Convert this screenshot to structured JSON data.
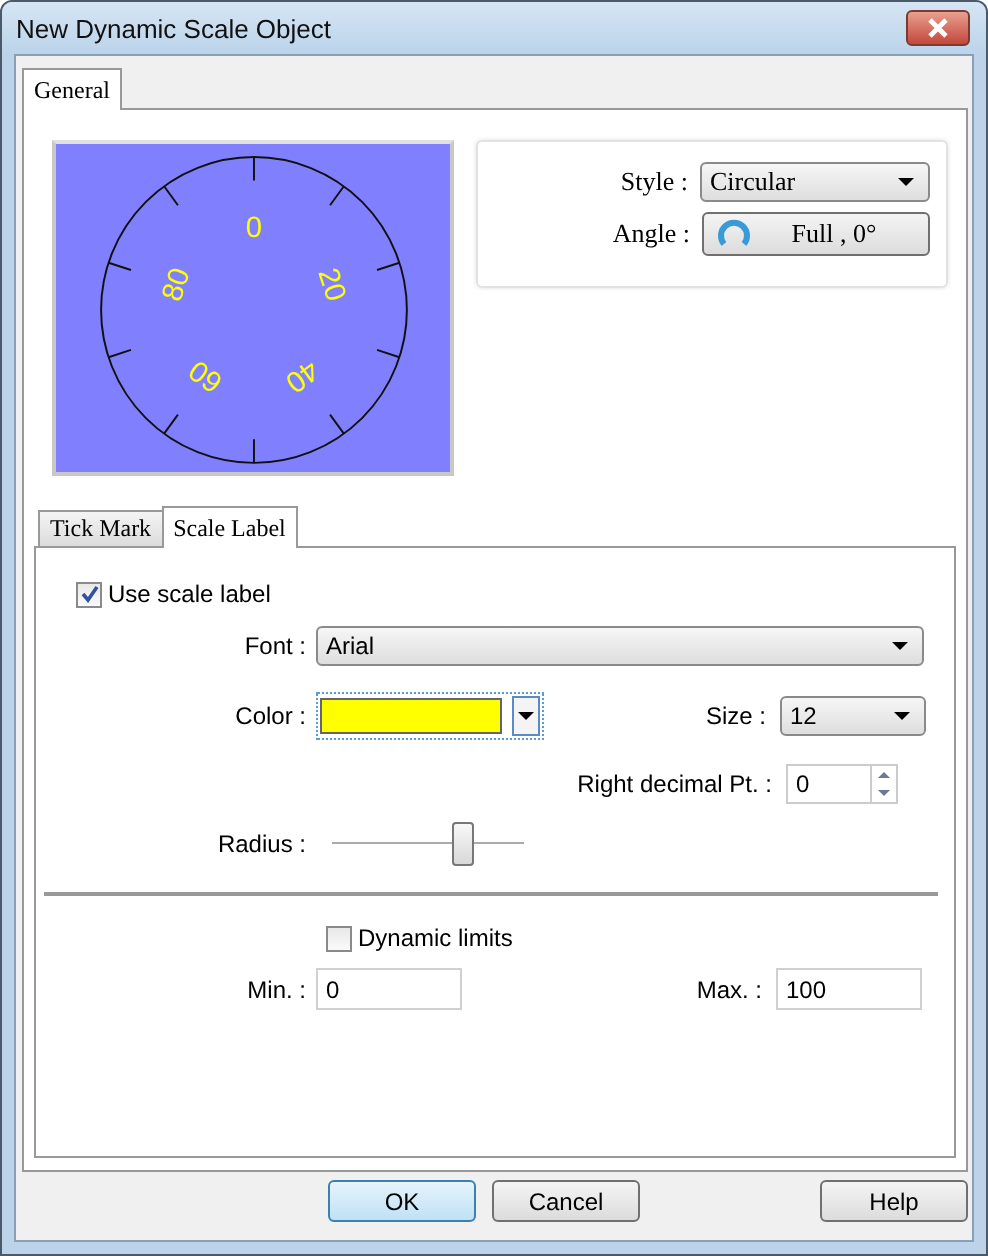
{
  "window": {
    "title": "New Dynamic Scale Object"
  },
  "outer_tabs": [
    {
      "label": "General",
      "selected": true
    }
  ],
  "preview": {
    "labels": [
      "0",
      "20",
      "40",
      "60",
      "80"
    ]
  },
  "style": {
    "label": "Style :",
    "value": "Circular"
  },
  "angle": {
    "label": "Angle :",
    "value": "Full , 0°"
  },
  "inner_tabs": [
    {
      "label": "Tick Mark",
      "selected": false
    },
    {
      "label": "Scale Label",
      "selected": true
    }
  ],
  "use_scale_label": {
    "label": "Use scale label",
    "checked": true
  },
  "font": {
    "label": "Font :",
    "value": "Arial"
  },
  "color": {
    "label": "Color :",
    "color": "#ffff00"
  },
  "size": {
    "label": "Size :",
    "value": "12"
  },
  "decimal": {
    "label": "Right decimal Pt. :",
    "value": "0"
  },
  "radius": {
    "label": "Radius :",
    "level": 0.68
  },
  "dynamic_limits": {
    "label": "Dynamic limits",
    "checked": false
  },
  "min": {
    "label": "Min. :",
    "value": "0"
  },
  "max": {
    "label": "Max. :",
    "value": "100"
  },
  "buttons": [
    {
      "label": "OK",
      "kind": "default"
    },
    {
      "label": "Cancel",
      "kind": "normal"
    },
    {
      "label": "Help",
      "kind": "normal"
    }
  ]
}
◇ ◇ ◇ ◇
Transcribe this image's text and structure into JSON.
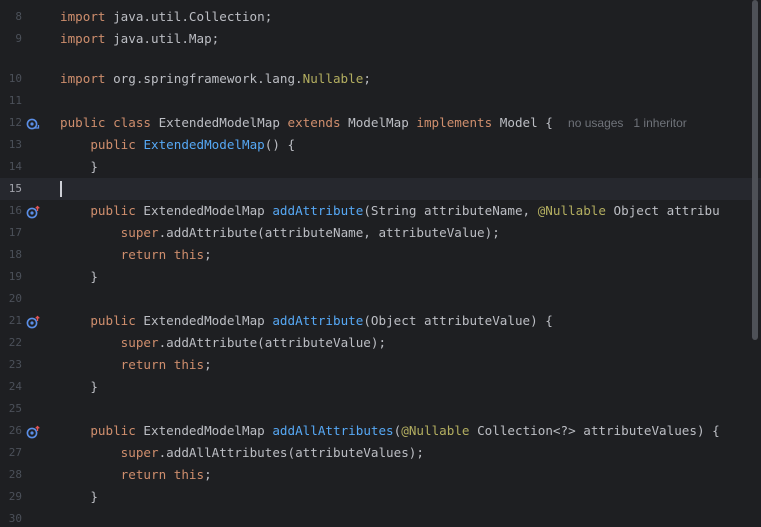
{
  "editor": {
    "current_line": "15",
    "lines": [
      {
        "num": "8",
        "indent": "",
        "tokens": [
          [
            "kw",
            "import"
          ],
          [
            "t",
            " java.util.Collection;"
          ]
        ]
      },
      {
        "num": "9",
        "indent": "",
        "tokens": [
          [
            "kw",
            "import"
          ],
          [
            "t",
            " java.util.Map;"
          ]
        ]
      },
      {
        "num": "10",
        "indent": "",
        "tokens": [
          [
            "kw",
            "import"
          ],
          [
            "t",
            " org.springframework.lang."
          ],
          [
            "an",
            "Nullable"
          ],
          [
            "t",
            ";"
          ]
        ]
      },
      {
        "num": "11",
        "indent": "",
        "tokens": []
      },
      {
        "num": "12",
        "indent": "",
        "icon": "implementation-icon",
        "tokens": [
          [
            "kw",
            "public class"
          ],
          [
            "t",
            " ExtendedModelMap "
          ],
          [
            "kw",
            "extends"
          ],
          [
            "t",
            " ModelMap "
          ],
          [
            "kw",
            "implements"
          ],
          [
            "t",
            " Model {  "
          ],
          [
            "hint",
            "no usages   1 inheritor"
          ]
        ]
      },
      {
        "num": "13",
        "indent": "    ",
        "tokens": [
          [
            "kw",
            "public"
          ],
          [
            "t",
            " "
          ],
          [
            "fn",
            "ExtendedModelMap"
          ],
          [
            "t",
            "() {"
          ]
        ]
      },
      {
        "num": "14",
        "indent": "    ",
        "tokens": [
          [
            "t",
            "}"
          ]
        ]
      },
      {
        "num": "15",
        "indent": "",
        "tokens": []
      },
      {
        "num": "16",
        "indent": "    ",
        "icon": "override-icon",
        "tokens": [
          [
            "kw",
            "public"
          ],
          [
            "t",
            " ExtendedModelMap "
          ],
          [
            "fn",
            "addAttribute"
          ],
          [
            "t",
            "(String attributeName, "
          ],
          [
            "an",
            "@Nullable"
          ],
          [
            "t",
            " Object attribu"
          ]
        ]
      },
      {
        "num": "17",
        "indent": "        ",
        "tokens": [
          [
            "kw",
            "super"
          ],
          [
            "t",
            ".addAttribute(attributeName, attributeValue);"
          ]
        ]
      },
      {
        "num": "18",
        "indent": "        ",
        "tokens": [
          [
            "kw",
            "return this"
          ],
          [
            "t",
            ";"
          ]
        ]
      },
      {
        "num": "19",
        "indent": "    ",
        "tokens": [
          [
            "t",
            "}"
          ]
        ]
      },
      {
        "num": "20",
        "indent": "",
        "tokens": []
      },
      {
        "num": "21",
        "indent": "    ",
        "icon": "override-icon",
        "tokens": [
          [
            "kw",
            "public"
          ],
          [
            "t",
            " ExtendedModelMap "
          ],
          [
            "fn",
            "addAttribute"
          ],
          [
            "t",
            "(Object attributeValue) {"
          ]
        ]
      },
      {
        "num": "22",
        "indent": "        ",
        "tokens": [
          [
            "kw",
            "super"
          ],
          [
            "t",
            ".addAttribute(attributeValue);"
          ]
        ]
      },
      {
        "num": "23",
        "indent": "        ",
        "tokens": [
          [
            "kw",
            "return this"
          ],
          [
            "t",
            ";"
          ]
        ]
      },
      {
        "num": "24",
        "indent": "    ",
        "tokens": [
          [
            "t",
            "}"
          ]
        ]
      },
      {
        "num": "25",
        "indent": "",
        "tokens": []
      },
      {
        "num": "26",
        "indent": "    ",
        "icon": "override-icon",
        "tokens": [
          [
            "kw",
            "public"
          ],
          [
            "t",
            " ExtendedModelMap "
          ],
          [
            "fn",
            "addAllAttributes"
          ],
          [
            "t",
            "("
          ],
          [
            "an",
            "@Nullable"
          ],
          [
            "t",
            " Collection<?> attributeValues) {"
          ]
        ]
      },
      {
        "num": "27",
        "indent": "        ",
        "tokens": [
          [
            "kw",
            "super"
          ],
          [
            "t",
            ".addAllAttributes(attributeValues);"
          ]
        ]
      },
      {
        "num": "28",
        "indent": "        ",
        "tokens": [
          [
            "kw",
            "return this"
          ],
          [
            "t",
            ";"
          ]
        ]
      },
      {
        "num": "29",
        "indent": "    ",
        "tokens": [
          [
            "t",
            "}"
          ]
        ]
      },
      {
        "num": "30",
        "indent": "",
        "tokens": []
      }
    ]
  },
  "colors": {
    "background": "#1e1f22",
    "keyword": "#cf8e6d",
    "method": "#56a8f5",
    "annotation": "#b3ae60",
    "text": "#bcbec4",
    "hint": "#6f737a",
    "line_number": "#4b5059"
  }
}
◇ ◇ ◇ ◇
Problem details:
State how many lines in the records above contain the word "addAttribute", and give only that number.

Answer to the exercise:
4